Records from a data collection:

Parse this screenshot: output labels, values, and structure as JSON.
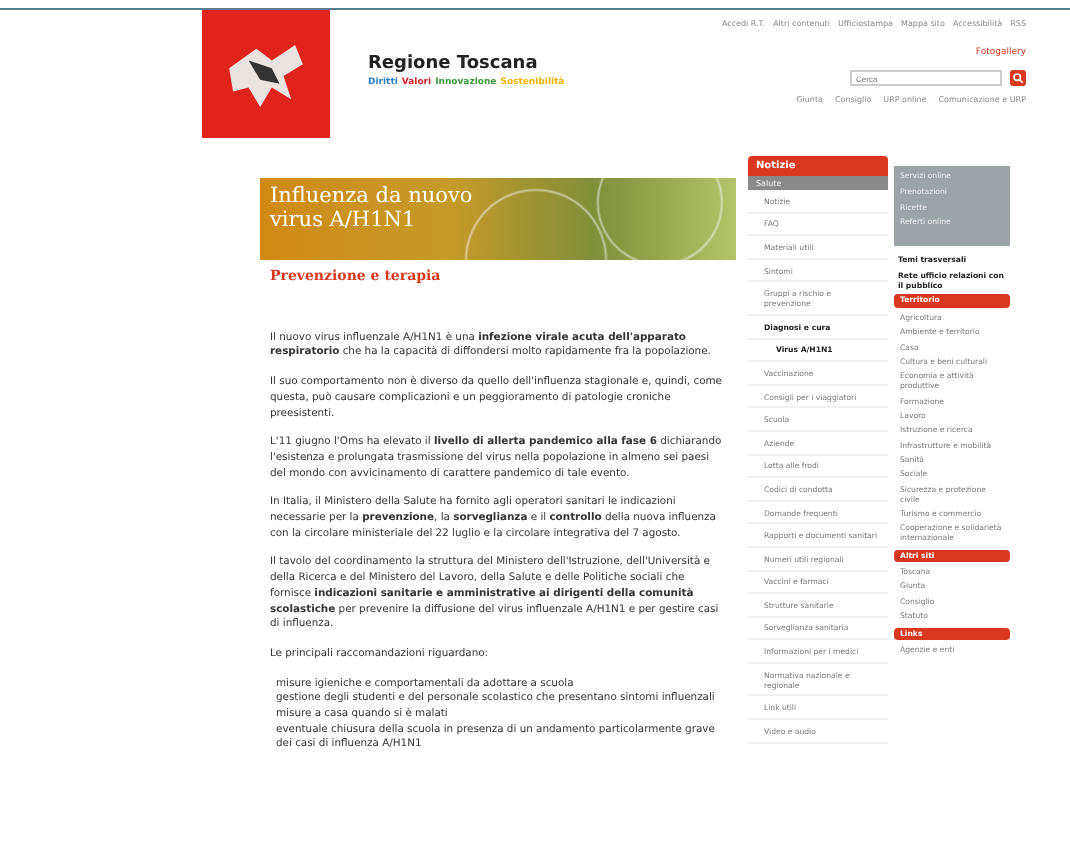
{
  "header": {
    "title": "Regione Toscana",
    "tagline": [
      {
        "text": "Diritti",
        "color": "#2a7fc9"
      },
      {
        "text": "Valori",
        "color": "#d2232a"
      },
      {
        "text": "Innovazione",
        "color": "#3b9a3b"
      },
      {
        "text": "Sostenibilità",
        "color": "#f0b400"
      }
    ],
    "top_links": [
      "Accedi R.T.",
      "Altri contenuti",
      "Ufficiostampa",
      "Mappa sito",
      "Accessibilità",
      "RSS"
    ],
    "gallery_link": "Fotogallery",
    "search": {
      "placeholder": "Cerca"
    },
    "nav_links": [
      "Giunta",
      "Consiglio",
      "URP online",
      "Comunicazione e URP"
    ]
  },
  "banner": {
    "title": "Influenza da nuovo virus A/H1N1"
  },
  "heading": "Prevenzione e terapia",
  "paragraphs": [
    "Il nuovo virus influenzale A/H1N1 è una **infezione virale acuta dell'apparato respiratorio** che ha la capacità di diffondersi molto rapidamente fra la popolazione.",
    "Il suo comportamento non è diverso da quello dell'influenza stagionale e, quindi, come questa, può causare complicazioni e un peggioramento di patologie croniche preesistenti.",
    "L'11 giugno l'Oms ha elevato il **livello di allerta pandemico alla fase 6** dichiarando l'esistenza e prolungata trasmissione del virus nella popolazione in almeno sei paesi del mondo con avvicinamento di carattere pandemico di tale evento.",
    "In Italia, il Ministero della Salute ha fornito agli operatori sanitari le indicazioni necessarie per la **prevenzione**, la **sorveglianza** e il **controllo** della nuova influenza con la circolare ministeriale del 22 luglio e la circolare integrativa del 7 agosto.",
    "Il tavolo del coordinamento la struttura del Ministero dell'Istruzione, dell'Università e della Ricerca e del Ministero del Lavoro, della Salute e delle Politiche sociali che fornisce **indicazioni sanitarie e amministrative ai dirigenti della comunità scolastiche** per prevenire la diffusione del virus influenzale A/H1N1 e per gestire casi di influenza.",
    "Le principali raccomandazioni riguardano:"
  ],
  "bullets": [
    "misure igieniche e comportamentali da adottare a scuola",
    "gestione degli studenti e del personale scolastico che presentano sintomi influenzali",
    "misure a casa quando si è malati",
    "eventuale chiusura della scuola in presenza di un andamento particolarmente grave dei casi di influenza A/H1N1"
  ],
  "sidebar": {
    "title": "Notizie",
    "subtitle": "Salute",
    "items": [
      {
        "label": "Notizie",
        "selected": false
      },
      {
        "label": "FAQ",
        "selected": false
      },
      {
        "label": "Materiali utili",
        "selected": false
      },
      {
        "label": "Sintomi",
        "selected": false
      },
      {
        "label": "Gruppi a rischio e prevenzione",
        "selected": false
      },
      {
        "label": "Diagnosi e cura",
        "selected": true,
        "children": [
          {
            "label": "Virus A/H1N1",
            "selected": true
          }
        ]
      },
      {
        "label": "Vaccinazione",
        "selected": false
      },
      {
        "label": "Consigli per i viaggiatori",
        "selected": false
      },
      {
        "label": "Scuola",
        "selected": false
      },
      {
        "label": "Aziende",
        "selected": false
      },
      {
        "label": "Lotta alle frodi",
        "selected": false
      },
      {
        "label": "Codici di condotta",
        "selected": false
      },
      {
        "label": "Domande frequenti",
        "selected": false
      },
      {
        "label": "Rapporti e documenti sanitari",
        "selected": false
      },
      {
        "label": "Numeri utili regionali",
        "selected": false
      },
      {
        "label": "Vaccini e farmaci",
        "selected": false
      },
      {
        "label": "Strutture sanitarie",
        "selected": false
      },
      {
        "label": "Sorveglianza sanitaria",
        "selected": false
      },
      {
        "label": "Informazioni per i medici",
        "selected": false
      },
      {
        "label": "Normativa nazionale e regionale",
        "selected": false
      },
      {
        "label": "Link utili",
        "selected": false
      },
      {
        "label": "Video e audio",
        "selected": false
      }
    ]
  },
  "right_column": {
    "box_lines": [
      "Servizi online",
      "Prenotazioni",
      "Ricette",
      "Referti online"
    ],
    "themes_title": "Temi trasversali",
    "featured": "Rete ufficio relazioni con il pubblico",
    "sections": [
      {
        "title": "Territorio",
        "links": [
          "Agricoltura",
          "Ambiente e territorio",
          "Casa",
          "Cultura e beni culturali",
          "Economia e attività produttive",
          "Formazione",
          "Lavoro",
          "Istruzione e ricerca",
          "Infrastrutture e mobilità",
          "Sanità",
          "Sociale",
          "Sicurezza e protezione civile",
          "Turismo e commercio",
          "Cooperazione e solidarietà internazionale"
        ]
      },
      {
        "title": "Altri siti",
        "links": [
          "Toscana",
          "Giunta",
          "Consiglio",
          "Statuto"
        ]
      },
      {
        "title": "Links",
        "links": [
          "Agenzie e enti"
        ]
      }
    ]
  }
}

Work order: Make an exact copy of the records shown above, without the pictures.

Task result:
Parse this screenshot: output labels, values, and structure as JSON.
{
  "header": {
    "title": "Regione Toscana",
    "tagline": [
      {
        "text": "Diritti",
        "color": "#2a7fc9"
      },
      {
        "text": "Valori",
        "color": "#d2232a"
      },
      {
        "text": "Innovazione",
        "color": "#3b9a3b"
      },
      {
        "text": "Sostenibilità",
        "color": "#f0b400"
      }
    ],
    "top_links": [
      "Accedi R.T.",
      "Altri contenuti",
      "Ufficiostampa",
      "Mappa sito",
      "Accessibilità",
      "RSS"
    ],
    "gallery_link": "Fotogallery",
    "search": {
      "placeholder": "Cerca"
    },
    "nav_links": [
      "Giunta",
      "Consiglio",
      "URP online",
      "Comunicazione e URP"
    ]
  },
  "banner": {
    "title": "Influenza da nuovo virus A/H1N1"
  },
  "heading": "Prevenzione e terapia",
  "paragraphs": [
    "Il nuovo virus influenzale A/H1N1 è una **infezione virale acuta dell'apparato respiratorio** che ha la capacità di diffondersi molto rapidamente fra la popolazione.",
    "Il suo comportamento non è diverso da quello dell'influenza stagionale e, quindi, come questa, può causare complicazioni e un peggioramento di patologie croniche preesistenti.",
    "L'11 giugno l'Oms ha elevato il **livello di allerta pandemico alla fase 6** dichiarando l'esistenza e prolungata trasmissione del virus nella popolazione in almeno sei paesi del mondo con avvicinamento di carattere pandemico di tale evento.",
    "In Italia, il Ministero della Salute ha fornito agli operatori sanitari le indicazioni necessarie per la **prevenzione**, la **sorveglianza** e il **controllo** della nuova influenza con la circolare ministeriale del 22 luglio e la circolare integrativa del 7 agosto.",
    "Il tavolo del coordinamento la struttura del Ministero dell'Istruzione, dell'Università e della Ricerca e del Ministero del Lavoro, della Salute e delle Politiche sociali che fornisce **indicazioni sanitarie e amministrative ai dirigenti della comunità scolastiche** per prevenire la diffusione del virus influenzale A/H1N1 e per gestire casi di influenza.",
    "Le principali raccomandazioni riguardano:"
  ],
  "bullets": [
    "misure igieniche e comportamentali da adottare a scuola",
    "gestione degli studenti e del personale scolastico che presentano sintomi influenzali",
    "misure a casa quando si è malati",
    "eventuale chiusura della scuola in presenza di un andamento particolarmente grave dei casi di influenza A/H1N1"
  ],
  "sidebar": {
    "title": "Notizie",
    "subtitle": "Salute",
    "items": [
      {
        "label": "Notizie",
        "selected": false
      },
      {
        "label": "FAQ",
        "selected": false
      },
      {
        "label": "Materiali utili",
        "selected": false
      },
      {
        "label": "Sintomi",
        "selected": false
      },
      {
        "label": "Gruppi a rischio e prevenzione",
        "selected": false
      },
      {
        "label": "Diagnosi e cura",
        "selected": true,
        "children": [
          {
            "label": "Virus A/H1N1",
            "selected": true
          }
        ]
      },
      {
        "label": "Vaccinazione",
        "selected": false
      },
      {
        "label": "Consigli per i viaggiatori",
        "selected": false
      },
      {
        "label": "Scuola",
        "selected": false
      },
      {
        "label": "Aziende",
        "selected": false
      },
      {
        "label": "Lotta alle frodi",
        "selected": false
      },
      {
        "label": "Codici di condotta",
        "selected": false
      },
      {
        "label": "Domande frequenti",
        "selected": false
      },
      {
        "label": "Rapporti e documenti sanitari",
        "selected": false
      },
      {
        "label": "Numeri utili regionali",
        "selected": false
      },
      {
        "label": "Vaccini e farmaci",
        "selected": false
      },
      {
        "label": "Strutture sanitarie",
        "selected": false
      },
      {
        "label": "Sorveglianza sanitaria",
        "selected": false
      },
      {
        "label": "Informazioni per i medici",
        "selected": false
      },
      {
        "label": "Normativa nazionale e regionale",
        "selected": false
      },
      {
        "label": "Link utili",
        "selected": false
      },
      {
        "label": "Video e audio",
        "selected": false
      }
    ]
  },
  "right_column": {
    "box_lines": [
      "Servizi online",
      "Prenotazioni",
      "Ricette",
      "Referti online"
    ],
    "themes_title": "Temi trasversali",
    "featured": "Rete ufficio relazioni con il pubblico",
    "sections": [
      {
        "title": "Territorio",
        "links": [
          "Agricoltura",
          "Ambiente e territorio",
          "Casa",
          "Cultura e beni culturali",
          "Economia e attività produttive",
          "Formazione",
          "Lavoro",
          "Istruzione e ricerca",
          "Infrastrutture e mobilità",
          "Sanità",
          "Sociale",
          "Sicurezza e protezione civile",
          "Turismo e commercio",
          "Cooperazione e solidarietà internazionale"
        ]
      },
      {
        "title": "Altri siti",
        "links": [
          "Toscana",
          "Giunta",
          "Consiglio",
          "Statuto"
        ]
      },
      {
        "title": "Links",
        "links": [
          "Agenzie e enti"
        ]
      }
    ]
  }
}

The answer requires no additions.